Another area which is going through rapid innovation is the formal register, where the influence of English is now stronger than that of Italian. Since most of these English words happen to be of Latin or French origin, when they are adopted into Maltese they are given Italianate or Sicilianate forms. This gives new meanings to Italian words or creates words which do not exist at all in Italian. Some examples show how easy it is to turn prosecutor, evaluation, industrial action and chemical armaments into prosekutur, evalwazzjoni, azzjoni industrjali and armamenti kemikali. Most Maltese people take it for granted that these are Italian words but the Italians say pubblico ministero, valutazione, vertenza sindacale and armi chimiche! Some English words undergo more complex modifications: the verb to assess is conjugated by adding Arabic prefixes and suffixes (nassessja, tassessja, jassessja, nassessjaw, tassessjaw, jassessjaw) while the derived noun takes the Italian suffix -are to produce assessjar. Past participles take the Italian suffix -ato or -uto, and thus English affected, involved and alleged become affettwat, involut and allegat, keeping the English meanings, as does attentat which Maltese journalists use to translate attempt, while the Italian word attentato means that someone has made an attempt on somebody's life!

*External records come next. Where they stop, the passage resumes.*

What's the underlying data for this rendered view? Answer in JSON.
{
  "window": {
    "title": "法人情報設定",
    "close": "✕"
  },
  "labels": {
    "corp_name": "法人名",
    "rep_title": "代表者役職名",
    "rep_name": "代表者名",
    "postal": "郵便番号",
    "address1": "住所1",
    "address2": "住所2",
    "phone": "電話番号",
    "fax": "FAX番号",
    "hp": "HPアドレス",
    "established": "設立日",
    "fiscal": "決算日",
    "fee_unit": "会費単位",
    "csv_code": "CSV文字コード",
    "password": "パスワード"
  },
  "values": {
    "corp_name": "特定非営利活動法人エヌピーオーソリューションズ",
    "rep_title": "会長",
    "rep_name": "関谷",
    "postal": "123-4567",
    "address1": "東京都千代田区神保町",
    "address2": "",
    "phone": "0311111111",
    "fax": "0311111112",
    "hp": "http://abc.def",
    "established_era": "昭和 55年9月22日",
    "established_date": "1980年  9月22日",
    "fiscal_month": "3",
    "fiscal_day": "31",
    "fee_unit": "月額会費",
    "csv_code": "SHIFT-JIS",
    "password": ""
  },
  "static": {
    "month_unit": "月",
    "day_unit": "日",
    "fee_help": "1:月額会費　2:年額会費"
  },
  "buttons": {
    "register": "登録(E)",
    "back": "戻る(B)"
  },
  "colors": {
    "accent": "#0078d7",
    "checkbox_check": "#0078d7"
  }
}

The future of Maltese

Contrary to instances of language switching, these examples are immediately adopted into standard Maltese, passing easily from hurriedly-written news broadcasts on radio and television to newspapers. Is this dangerous? It is too early to say, but although the Maltese language absorbed thousands of words from Sicilian and Italian and yet it survived, one must note that this process spread over 700 years, passing orally from the educated minority to the illiterate majority. Conditions are different today because everybody learns both English and Maltese, so that virtually all the English words (said to be a million) can be used when switching between languages. This shows how necessary it is to protect the Maltese language, not by old-fashioned censorship but by strengthening the standard variety.


A few facts

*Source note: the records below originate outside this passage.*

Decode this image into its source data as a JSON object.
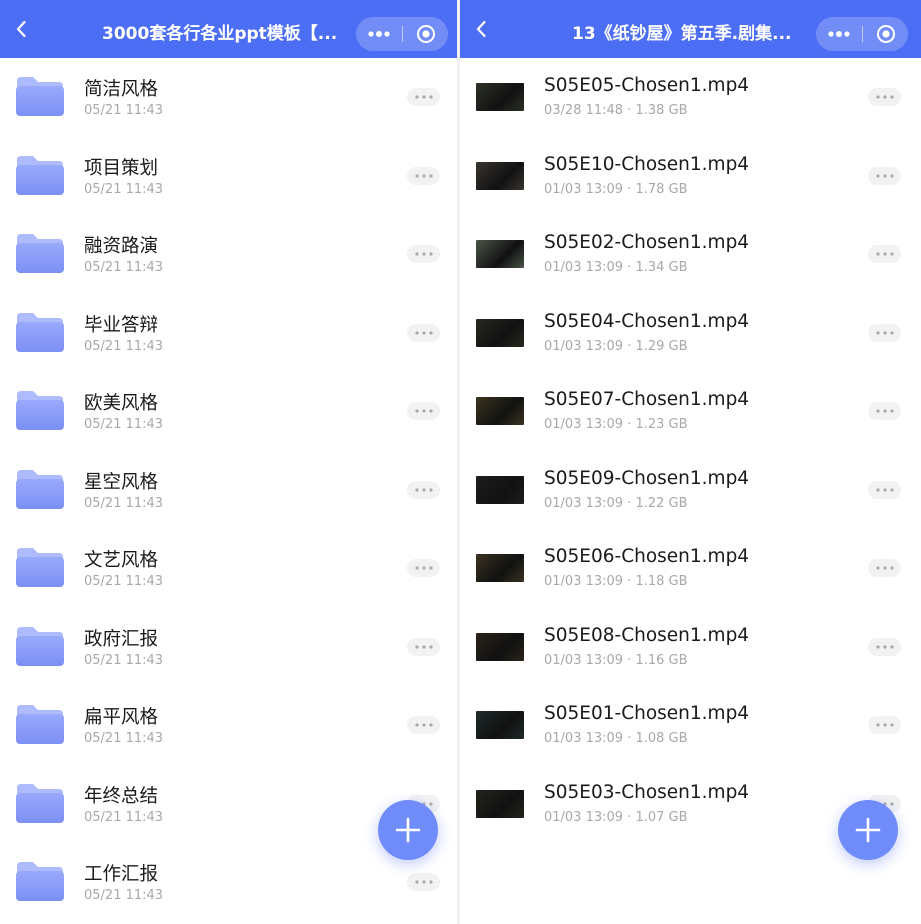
{
  "colors": {
    "accent": "#4c6ef5",
    "fab": "#6f8cfa",
    "folder_front": "#8196f7",
    "folder_back": "#a5b3fb"
  },
  "icons": {
    "back": "chevron-left-icon",
    "more": "more-dots-icon",
    "close": "target-circle-icon",
    "add": "plus-icon",
    "folder": "folder-icon",
    "video": "video-thumbnail"
  },
  "left": {
    "title": "3000套各行各业ppt模板【...",
    "items": [
      {
        "name": "简洁风格",
        "meta": "05/21 11:43"
      },
      {
        "name": "项目策划",
        "meta": "05/21 11:43"
      },
      {
        "name": "融资路演",
        "meta": "05/21 11:43"
      },
      {
        "name": "毕业答辩",
        "meta": "05/21 11:43"
      },
      {
        "name": "欧美风格",
        "meta": "05/21 11:43"
      },
      {
        "name": "星空风格",
        "meta": "05/21 11:43"
      },
      {
        "name": "文艺风格",
        "meta": "05/21 11:43"
      },
      {
        "name": "政府汇报",
        "meta": "05/21 11:43"
      },
      {
        "name": "扁平风格",
        "meta": "05/21 11:43"
      },
      {
        "name": "年终总结",
        "meta": "05/21 11:43"
      },
      {
        "name": "工作汇报",
        "meta": "05/21 11:43"
      }
    ]
  },
  "right": {
    "title": "13《纸钞屋》第五季.剧集...",
    "items": [
      {
        "name": "S05E05-Chosen1.mp4",
        "meta": "03/28 11:48 · 1.38 GB",
        "thumb": "#2c3128"
      },
      {
        "name": "S05E10-Chosen1.mp4",
        "meta": "01/03 13:09 · 1.78 GB",
        "thumb": "#3a3530"
      },
      {
        "name": "S05E02-Chosen1.mp4",
        "meta": "01/03 13:09 · 1.34 GB",
        "thumb": "#4a5448"
      },
      {
        "name": "S05E04-Chosen1.mp4",
        "meta": "01/03 13:09 · 1.29 GB",
        "thumb": "#262a20"
      },
      {
        "name": "S05E07-Chosen1.mp4",
        "meta": "01/03 13:09 · 1.23 GB",
        "thumb": "#3b3420"
      },
      {
        "name": "S05E09-Chosen1.mp4",
        "meta": "01/03 13:09 · 1.22 GB",
        "thumb": "#1c1f1c"
      },
      {
        "name": "S05E06-Chosen1.mp4",
        "meta": "01/03 13:09 · 1.18 GB",
        "thumb": "#3a3220"
      },
      {
        "name": "S05E08-Chosen1.mp4",
        "meta": "01/03 13:09 · 1.16 GB",
        "thumb": "#2a241a"
      },
      {
        "name": "S05E01-Chosen1.mp4",
        "meta": "01/03 13:09 · 1.08 GB",
        "thumb": "#1f2a2a"
      },
      {
        "name": "S05E03-Chosen1.mp4",
        "meta": "01/03 13:09 · 1.07 GB",
        "thumb": "#23241c"
      }
    ]
  }
}
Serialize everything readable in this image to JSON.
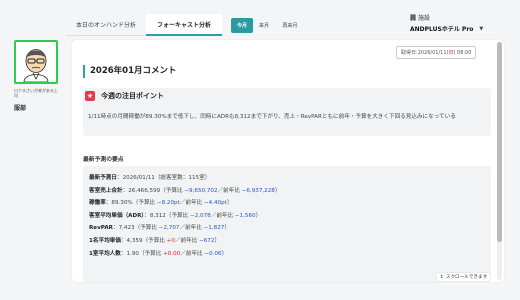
{
  "sidebar": {
    "mascot_caption": "ロクるさいが来がある上司",
    "mascot_name": "服部"
  },
  "tabs": {
    "items": [
      "本日のオンハンド分析",
      "フォーキャスト分析"
    ],
    "active": "フォーキャスト分析"
  },
  "period": {
    "options": [
      "今月",
      "来月",
      "再来月"
    ],
    "selected": "今月"
  },
  "store": {
    "label": "施設",
    "value": "ANDPLUSホテル Pro"
  },
  "fetched": {
    "prefix": "取得日:",
    "date": "2026/01/11",
    "weekday": "日",
    "time": "08:00"
  },
  "comment": {
    "title": "2026年01月コメント",
    "focus_title": "今週の注目ポイント",
    "focus_text": "1/11時点の月間稼働が89.30%まで低下し、同時にADRも8,312まで下がり、売上・RevPARともに前年・予算を大きく下回る見込みになっている",
    "section_title": "最新予測の要点"
  },
  "points": {
    "forecast_date": {
      "label": "最新予測日",
      "value": "2026/01/11（総客室数：115室）"
    },
    "revenue": {
      "label": "客室売上合計",
      "value": "26,466,599",
      "budget_prefix": "（予算比 ",
      "budget": "−9,650,702",
      "ly_prefix": "／前年比 ",
      "ly": "−6,937,228",
      "suffix": "）"
    },
    "occupancy": {
      "label": "稼働率",
      "value": "89.30%",
      "budget_prefix": "（予算比 ",
      "budget": "−8.20pt",
      "ly_prefix": "／前年比 ",
      "ly": "−4.40pt",
      "suffix": "）"
    },
    "adr": {
      "label": "客室平均単価（ADR）",
      "value": "8,312",
      "budget_prefix": "（予算比 ",
      "budget": "−2,078",
      "ly_prefix": "／前年比 ",
      "ly": "−1,560",
      "suffix": "）"
    },
    "revpar": {
      "label": "RevPAR",
      "value": "7,423",
      "budget_prefix": "（予算比 ",
      "budget": "−2,707",
      "ly_prefix": "／前年比 ",
      "ly": "−1,827",
      "suffix": "）"
    },
    "per_person": {
      "label": "1名平均単価",
      "value": "4,359",
      "budget_prefix": "（予算比 ",
      "budget": "+0",
      "ly_prefix": "／前年比 ",
      "ly": "−672",
      "suffix": "）"
    },
    "guests_per_room": {
      "label": "1室平均人数",
      "value": "1.90",
      "budget_prefix": "（予算比 ",
      "budget": "+0.00",
      "ly_prefix": "／前年比 ",
      "ly": "−0.06",
      "suffix": "）"
    }
  },
  "scroll_hint": "スクロールできます",
  "colors": {
    "accent": "#2a9aa5",
    "mascot_bg": "#2ecc55",
    "negative": "#2255cc",
    "positive": "#dd2222",
    "badge": "#e8374a"
  }
}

Maltese is the only survivor of the Arabic dialects spoken in Spain and Sicily in the Middle Ages. It is also the only language of Arabic origin that is written in the Latin alphabet. Although Maltese and English are both official languages, Maltese has been recognized as an official language of the European Union when Malta became a member state on 1 May 2004.


Further reading

'Languages in Malta and the Maltese Language', by J. M. Brincat, in Malta. Roots of a Nation, edited by K. Gambin, pp213-224 (Heritage Malta, Malta, 2004)
'The Language Question and Education: a Political Controversy on a Linguistic Topic', by J. M. Brincat, in Yesterday's Schools. Readings in Maltese Educational History, edited by R. Sultana, pp137-158 (PEG, Malta, 2001)
A comprehensive social history of Maltese has just been published in Italian (Malta. Una storia linguistica by J. M. Brincat (Le Mani, Genova, 2004)). An English edition is due out in 2005.
Maltese-English Dictionary, by J. Aquilina, 2 volumes (Midsea Books, Malta, 1987-1990)
For a description of its grammar and syntax of Maltese, see Maltese, by Albert Borg and Marie Azzopardi-Alexander (Lingua Descriptive Grammars, London, 1997)
To read a sociolinguistic description of language use in Malta today, see Malta. A Linguistic Landscape by Lydia Sciriha and Mario Vassallo (Malta, 2001)